─── Available records ───

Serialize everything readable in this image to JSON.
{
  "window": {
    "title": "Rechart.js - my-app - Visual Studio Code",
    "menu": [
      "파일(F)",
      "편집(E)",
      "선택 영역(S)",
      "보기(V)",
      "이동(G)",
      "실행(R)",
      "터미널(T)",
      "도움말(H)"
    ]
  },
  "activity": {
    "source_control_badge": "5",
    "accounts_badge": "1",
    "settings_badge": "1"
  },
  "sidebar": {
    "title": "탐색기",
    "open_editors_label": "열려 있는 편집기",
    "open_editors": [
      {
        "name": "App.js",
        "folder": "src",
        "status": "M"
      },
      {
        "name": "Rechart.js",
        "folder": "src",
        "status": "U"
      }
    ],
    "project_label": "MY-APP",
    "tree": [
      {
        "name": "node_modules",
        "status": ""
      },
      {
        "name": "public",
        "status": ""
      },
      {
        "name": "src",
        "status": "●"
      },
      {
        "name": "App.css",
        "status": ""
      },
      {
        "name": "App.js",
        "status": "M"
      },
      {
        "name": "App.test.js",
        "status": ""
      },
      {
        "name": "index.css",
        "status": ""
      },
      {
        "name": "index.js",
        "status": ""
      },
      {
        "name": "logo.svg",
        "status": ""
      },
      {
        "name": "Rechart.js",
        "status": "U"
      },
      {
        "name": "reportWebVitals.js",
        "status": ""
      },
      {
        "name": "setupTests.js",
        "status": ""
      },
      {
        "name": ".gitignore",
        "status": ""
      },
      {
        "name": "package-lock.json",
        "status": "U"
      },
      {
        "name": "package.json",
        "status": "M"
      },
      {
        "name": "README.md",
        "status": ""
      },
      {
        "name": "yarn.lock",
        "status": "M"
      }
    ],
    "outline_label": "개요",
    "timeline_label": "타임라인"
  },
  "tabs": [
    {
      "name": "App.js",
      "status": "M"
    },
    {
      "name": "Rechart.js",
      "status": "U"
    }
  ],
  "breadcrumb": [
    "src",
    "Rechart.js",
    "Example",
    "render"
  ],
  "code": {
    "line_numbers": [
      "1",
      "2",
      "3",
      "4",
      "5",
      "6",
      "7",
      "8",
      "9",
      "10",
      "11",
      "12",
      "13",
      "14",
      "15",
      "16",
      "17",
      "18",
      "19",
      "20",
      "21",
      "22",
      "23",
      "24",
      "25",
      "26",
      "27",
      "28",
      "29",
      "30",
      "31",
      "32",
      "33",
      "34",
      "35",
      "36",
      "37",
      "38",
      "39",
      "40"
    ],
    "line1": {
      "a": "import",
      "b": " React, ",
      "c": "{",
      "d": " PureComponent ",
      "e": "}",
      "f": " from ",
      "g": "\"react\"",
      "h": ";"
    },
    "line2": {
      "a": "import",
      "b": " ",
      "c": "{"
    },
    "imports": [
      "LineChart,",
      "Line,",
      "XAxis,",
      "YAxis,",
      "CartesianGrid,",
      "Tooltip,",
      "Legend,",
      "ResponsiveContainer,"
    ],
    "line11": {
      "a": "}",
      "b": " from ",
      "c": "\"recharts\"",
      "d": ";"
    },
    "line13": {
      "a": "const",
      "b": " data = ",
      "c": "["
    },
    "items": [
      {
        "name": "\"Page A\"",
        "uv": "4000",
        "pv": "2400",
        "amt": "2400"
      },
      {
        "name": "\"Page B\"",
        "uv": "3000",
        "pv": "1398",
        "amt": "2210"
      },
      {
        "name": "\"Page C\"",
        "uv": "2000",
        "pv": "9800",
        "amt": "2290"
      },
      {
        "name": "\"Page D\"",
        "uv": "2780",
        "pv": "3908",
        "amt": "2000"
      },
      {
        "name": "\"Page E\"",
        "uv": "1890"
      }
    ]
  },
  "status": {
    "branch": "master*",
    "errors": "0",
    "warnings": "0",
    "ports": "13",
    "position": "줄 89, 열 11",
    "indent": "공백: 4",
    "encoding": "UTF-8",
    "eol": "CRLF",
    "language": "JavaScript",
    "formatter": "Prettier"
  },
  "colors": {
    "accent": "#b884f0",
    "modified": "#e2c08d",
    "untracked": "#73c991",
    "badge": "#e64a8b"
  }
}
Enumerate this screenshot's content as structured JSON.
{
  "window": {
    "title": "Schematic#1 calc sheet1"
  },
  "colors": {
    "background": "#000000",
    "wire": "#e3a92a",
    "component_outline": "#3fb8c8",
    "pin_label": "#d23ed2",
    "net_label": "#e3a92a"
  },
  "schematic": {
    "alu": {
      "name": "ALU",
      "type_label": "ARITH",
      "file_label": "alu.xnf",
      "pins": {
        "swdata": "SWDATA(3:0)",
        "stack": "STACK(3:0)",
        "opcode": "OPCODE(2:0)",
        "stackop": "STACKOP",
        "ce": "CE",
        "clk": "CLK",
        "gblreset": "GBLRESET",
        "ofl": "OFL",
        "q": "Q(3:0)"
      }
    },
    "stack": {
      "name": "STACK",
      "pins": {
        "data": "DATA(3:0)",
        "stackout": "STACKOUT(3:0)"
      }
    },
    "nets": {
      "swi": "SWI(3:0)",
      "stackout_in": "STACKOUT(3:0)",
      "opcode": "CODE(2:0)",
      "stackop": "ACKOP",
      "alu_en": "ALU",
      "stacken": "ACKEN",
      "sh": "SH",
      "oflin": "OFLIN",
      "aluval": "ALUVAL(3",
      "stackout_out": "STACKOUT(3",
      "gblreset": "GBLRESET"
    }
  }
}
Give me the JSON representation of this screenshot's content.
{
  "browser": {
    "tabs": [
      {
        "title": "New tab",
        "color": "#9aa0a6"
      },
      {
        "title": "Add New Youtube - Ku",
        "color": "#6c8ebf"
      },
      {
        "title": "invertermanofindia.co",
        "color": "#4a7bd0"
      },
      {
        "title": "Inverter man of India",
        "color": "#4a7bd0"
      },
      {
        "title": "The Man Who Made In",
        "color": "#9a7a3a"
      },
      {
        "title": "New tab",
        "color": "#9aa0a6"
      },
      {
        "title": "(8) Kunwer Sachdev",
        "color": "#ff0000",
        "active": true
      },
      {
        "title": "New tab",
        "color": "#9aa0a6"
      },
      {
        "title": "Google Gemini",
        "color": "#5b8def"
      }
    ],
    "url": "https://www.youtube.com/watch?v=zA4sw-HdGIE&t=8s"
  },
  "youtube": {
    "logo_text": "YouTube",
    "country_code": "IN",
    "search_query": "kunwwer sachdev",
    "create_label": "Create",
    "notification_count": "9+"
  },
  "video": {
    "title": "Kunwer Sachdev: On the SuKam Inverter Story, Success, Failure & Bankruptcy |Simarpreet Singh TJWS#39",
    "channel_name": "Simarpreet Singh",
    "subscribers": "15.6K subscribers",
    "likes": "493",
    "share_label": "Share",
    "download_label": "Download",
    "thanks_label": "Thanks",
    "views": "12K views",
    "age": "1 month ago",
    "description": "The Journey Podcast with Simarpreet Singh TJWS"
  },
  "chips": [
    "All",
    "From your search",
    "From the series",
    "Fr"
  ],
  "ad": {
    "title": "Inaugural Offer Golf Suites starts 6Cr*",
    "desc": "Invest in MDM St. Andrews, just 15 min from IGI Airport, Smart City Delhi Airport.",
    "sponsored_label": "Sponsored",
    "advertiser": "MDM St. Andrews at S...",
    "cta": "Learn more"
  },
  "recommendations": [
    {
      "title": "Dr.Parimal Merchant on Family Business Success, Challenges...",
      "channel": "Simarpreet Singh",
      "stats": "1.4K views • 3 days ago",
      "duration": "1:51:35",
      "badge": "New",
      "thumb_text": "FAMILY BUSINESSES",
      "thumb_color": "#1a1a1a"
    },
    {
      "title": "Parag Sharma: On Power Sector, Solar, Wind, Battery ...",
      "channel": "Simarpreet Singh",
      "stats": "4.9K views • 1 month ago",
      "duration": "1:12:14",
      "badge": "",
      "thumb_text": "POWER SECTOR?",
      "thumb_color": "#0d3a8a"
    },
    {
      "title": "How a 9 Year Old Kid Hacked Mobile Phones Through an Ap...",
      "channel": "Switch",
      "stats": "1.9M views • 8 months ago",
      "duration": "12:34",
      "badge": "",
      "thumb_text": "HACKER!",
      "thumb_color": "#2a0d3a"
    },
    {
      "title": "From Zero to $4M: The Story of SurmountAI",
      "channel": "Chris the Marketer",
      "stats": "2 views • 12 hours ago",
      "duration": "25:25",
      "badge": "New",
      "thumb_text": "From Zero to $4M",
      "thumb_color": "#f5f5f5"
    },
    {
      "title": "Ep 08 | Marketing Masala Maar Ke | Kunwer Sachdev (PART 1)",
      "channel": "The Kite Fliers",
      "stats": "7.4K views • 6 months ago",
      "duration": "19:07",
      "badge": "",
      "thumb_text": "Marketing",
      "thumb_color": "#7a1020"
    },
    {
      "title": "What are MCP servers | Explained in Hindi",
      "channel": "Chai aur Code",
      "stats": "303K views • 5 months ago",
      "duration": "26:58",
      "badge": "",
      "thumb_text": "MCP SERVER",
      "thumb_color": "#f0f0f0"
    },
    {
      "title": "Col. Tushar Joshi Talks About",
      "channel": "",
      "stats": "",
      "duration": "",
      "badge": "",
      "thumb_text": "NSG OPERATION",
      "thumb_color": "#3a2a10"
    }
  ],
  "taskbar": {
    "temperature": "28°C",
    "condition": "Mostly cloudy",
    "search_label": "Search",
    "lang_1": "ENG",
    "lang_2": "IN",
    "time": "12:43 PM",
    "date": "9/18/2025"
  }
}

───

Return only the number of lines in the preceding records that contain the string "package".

2